While prices and spreads have recovered from the lows seen in March, corporate credit may be attractive for investors who need to allocate capital amid the current market uncertainty. At today’s levels, both loans and high yield offer attractive income, upside total return potential and potentially lower volatility than other investments such as equities. At the very least, investors should familiarize themselves with the mechanics of investments in both loans and high yield such as recovery values, implied default rates, and their impact on an investors returns. While nothing is certain in today’s market, current spreads in today’s senior loan and high yield market may be more than adequately compensating investors for that uncertainty.
Bloomberg; J.P. Morgan; Moody’s Investors Service; S&P LCD; Markit
The views and opinions expressed are for informational and educational purposes only as of the date of production/writing and may change without notice at any time based on numerous factors, such as market or other conditions, legal and regulatory developments, additional risks and uncertainties and may not come to pass. This material may contain “forward-looking” information that is not purely historical in nature.
Such information may include, among other things, projections, forecasts, estimates of market returns, and proposed or expected portfolio composition. Any changes to assumptions that may have been made in preparing this material could have a material impact on the information presented herein by way of example. Past performance is no guarantee of future results.
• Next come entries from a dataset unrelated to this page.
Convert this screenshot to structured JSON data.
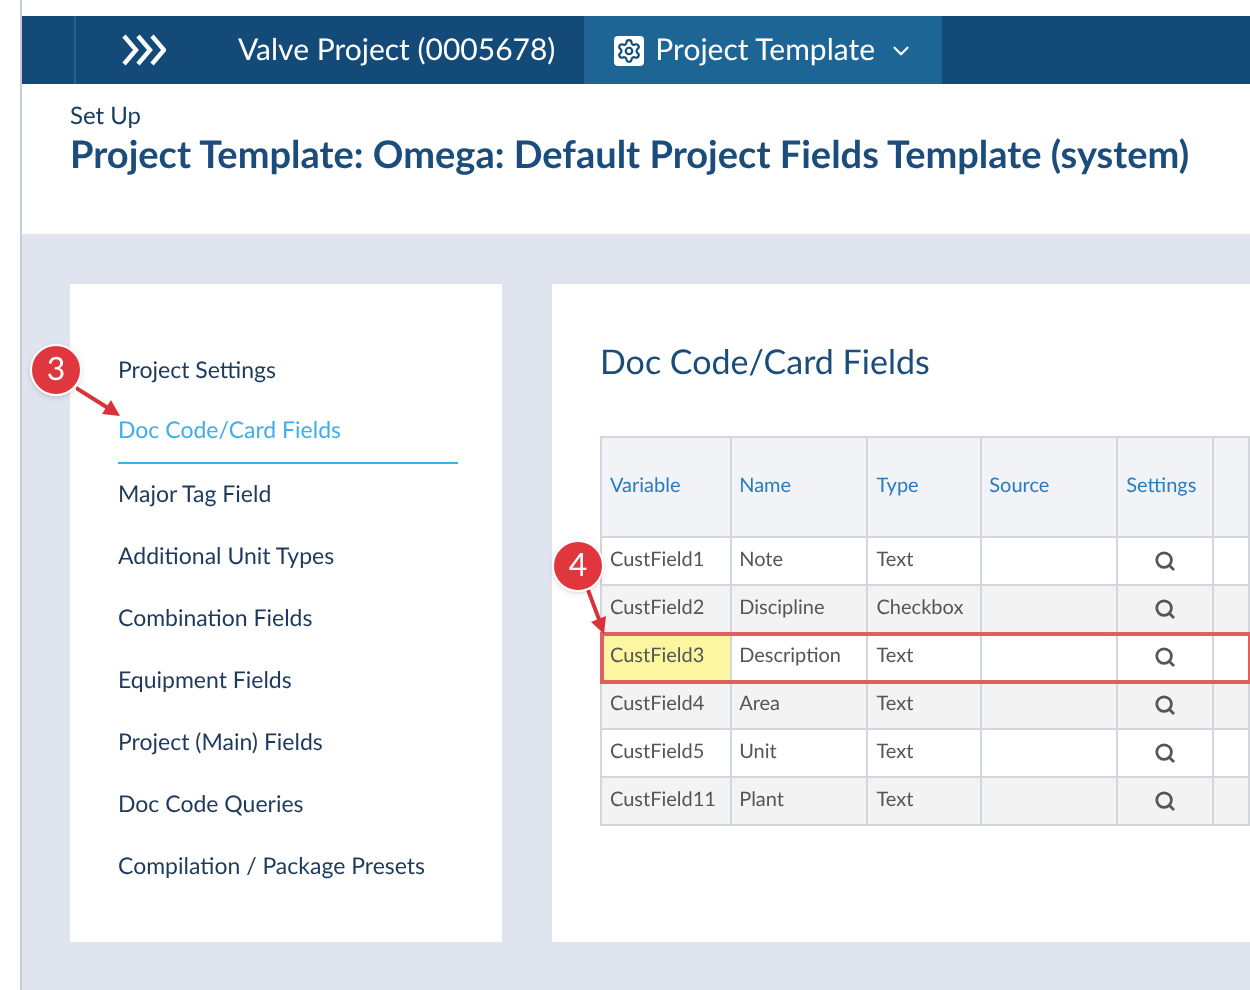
{
  "breadcrumbs": [
    {
      "label": "Valve Project (0005678)",
      "kind": "link"
    },
    {
      "label": "Project Template",
      "kind": "menu"
    }
  ],
  "header": {
    "eyebrow": "Set Up",
    "title": "Project Template: Omega: Default Project Fields Template (system)"
  },
  "sidebar": {
    "items": [
      {
        "label": "Project Settings",
        "selected": false
      },
      {
        "label": "Doc Code/Card Fields",
        "selected": true
      },
      {
        "label": "Major Tag Field",
        "selected": false
      },
      {
        "label": "Additional Unit Types",
        "selected": false
      },
      {
        "label": "Combination Fields",
        "selected": false
      },
      {
        "label": "Equipment Fields",
        "selected": false
      },
      {
        "label": "Project (Main) Fields",
        "selected": false
      },
      {
        "label": "Doc Code Queries",
        "selected": false
      },
      {
        "label": "Compilation / Package Presets",
        "selected": false
      }
    ]
  },
  "main": {
    "title": "Doc Code/Card Fields",
    "table": {
      "columns": [
        "Variable",
        "Name",
        "Type",
        "Source",
        "Settings"
      ],
      "rows": [
        {
          "variable": "CustField1",
          "name": "Note",
          "type": "Text",
          "source": "",
          "selected": false
        },
        {
          "variable": "CustField2",
          "name": "Discipline",
          "type": "Checkbox",
          "source": "",
          "selected": false
        },
        {
          "variable": "CustField3",
          "name": "Description",
          "type": "Text",
          "source": "",
          "selected": true
        },
        {
          "variable": "CustField4",
          "name": "Area",
          "type": "Text",
          "source": "",
          "selected": false
        },
        {
          "variable": "CustField5",
          "name": "Unit",
          "type": "Text",
          "source": "",
          "selected": false
        },
        {
          "variable": "CustField11",
          "name": "Plant",
          "type": "Text",
          "source": "",
          "selected": false
        }
      ]
    }
  },
  "callouts": [
    {
      "number": "3"
    },
    {
      "number": "4"
    }
  ]
}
Investing involves risk; principal loss is possible.
All information has been obtained from sources believed to be reliable, but its accuracy is not guaranteed. There is no representation or warranty as to the current accuracy, reliability or completeness of, nor liability for, decisions based on such information and it should not be relied on as such.
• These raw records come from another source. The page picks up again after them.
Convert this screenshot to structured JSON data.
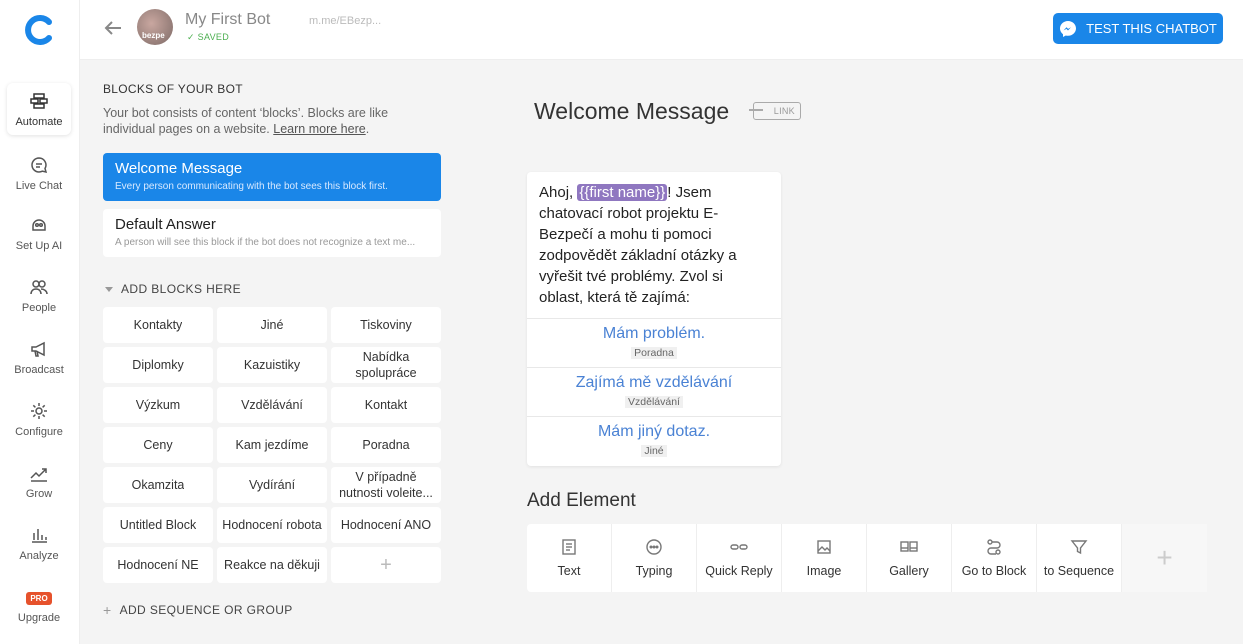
{
  "nav": {
    "items": [
      {
        "label": "Automate",
        "icon": "blocks-icon"
      },
      {
        "label": "Live Chat",
        "icon": "chat-icon"
      },
      {
        "label": "Set Up AI",
        "icon": "ai-icon"
      },
      {
        "label": "People",
        "icon": "people-icon"
      },
      {
        "label": "Broadcast",
        "icon": "megaphone-icon"
      },
      {
        "label": "Configure",
        "icon": "gear-icon"
      },
      {
        "label": "Grow",
        "icon": "trend-icon"
      },
      {
        "label": "Analyze",
        "icon": "bar-chart-icon"
      },
      {
        "label": "Upgrade",
        "badge": "PRO"
      }
    ]
  },
  "header": {
    "bot_name": "My First Bot",
    "status": "SAVED",
    "link": "m.me/EBezp...",
    "avatar_text": "bezpe",
    "test_button": "TEST THIS CHATBOT"
  },
  "blocks_panel": {
    "heading": "BLOCKS OF YOUR BOT",
    "desc": "Your bot consists of content ‘blocks’. Blocks are like individual pages on a website. ",
    "learn_more": "Learn more here",
    "desc_end": ".",
    "welcome": {
      "title": "Welcome Message",
      "sub": "Every person communicating with the bot sees this block first."
    },
    "default": {
      "title": "Default Answer",
      "sub": "A person will see this block if the bot does not recognize a text me..."
    },
    "add_blocks_label": "ADD BLOCKS HERE",
    "grid": [
      "Kontakty",
      "Jiné",
      "Tiskoviny",
      "Diplomky",
      "Kazuistiky",
      "Nabídka spolupráce",
      "Výzkum",
      "Vzdělávání",
      "Kontakt",
      "Ceny",
      "Kam jezdíme",
      "Poradna",
      "Okamzita",
      "Vydírání",
      "V případně nutnosti voleite...",
      "Untitled Block",
      "Hodnocení robota",
      "Hodnocení ANO",
      "Hodnocení NE",
      "Reakce na děkuji"
    ],
    "add_block_plus": "+",
    "add_sequence_label": "ADD SEQUENCE OR GROUP"
  },
  "editor": {
    "block_title": "Welcome Message",
    "link_label": "LINK",
    "message": {
      "pre": "Ahoj, ",
      "var": "{{first name}}",
      "post": "! Jsem chatovací robot projektu E-Bezpečí a mohu ti pomoci zodpovědět základní otázky a vyřešit tvé problémy. Zvol si oblast, která tě zajímá:"
    },
    "quick_replies": [
      {
        "title": "Mám problém.",
        "target": "Poradna"
      },
      {
        "title": "Zajímá mě vzdělávání",
        "target": "Vzdělávání"
      },
      {
        "title": "Mám jiný dotaz.",
        "target": "Jiné"
      }
    ],
    "add_element_title": "Add Element",
    "elements": [
      "Text",
      "Typing",
      "Quick Reply",
      "Image",
      "Gallery",
      "Go to Block",
      "to Sequence"
    ],
    "add_element_plus": "+"
  },
  "colors": {
    "accent": "#1a86e8",
    "variable": "#8f77c0",
    "quick_reply": "#4a82d4",
    "saved": "#4caf50",
    "pro": "#e6522c"
  }
}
A word on risk
All investments carry a certain degree of risk, including possible loss of principal, and there is no assurance that an investment will provide positive performance over any period of time. It is important to review your investment objectives, risk tolerance and liquidity needs before choosing an investment style or manager. Debt or fixed income securities are subject to market risk, credit risk, interest rate risk, call risk, derivatives risk, dollar roll transaction risk and income risk. As interest rates rise, bond prices fall. The value of the portfolio will fluctuate based on the value of the underlying securities. There are special risks associated with investments in high yield bonds, hedging activities and the potential use of leverage. Below investment grade or high yield debt securities are subject to liquidity risk and heightened credit risks, among other risks. In addition to create and liquidity risk among other risks, loans are subject to settlement risk due to the lack of established settlement standards or remedies for failure to settle.
Nuveen provides investment advisory solutions through its investment specialists.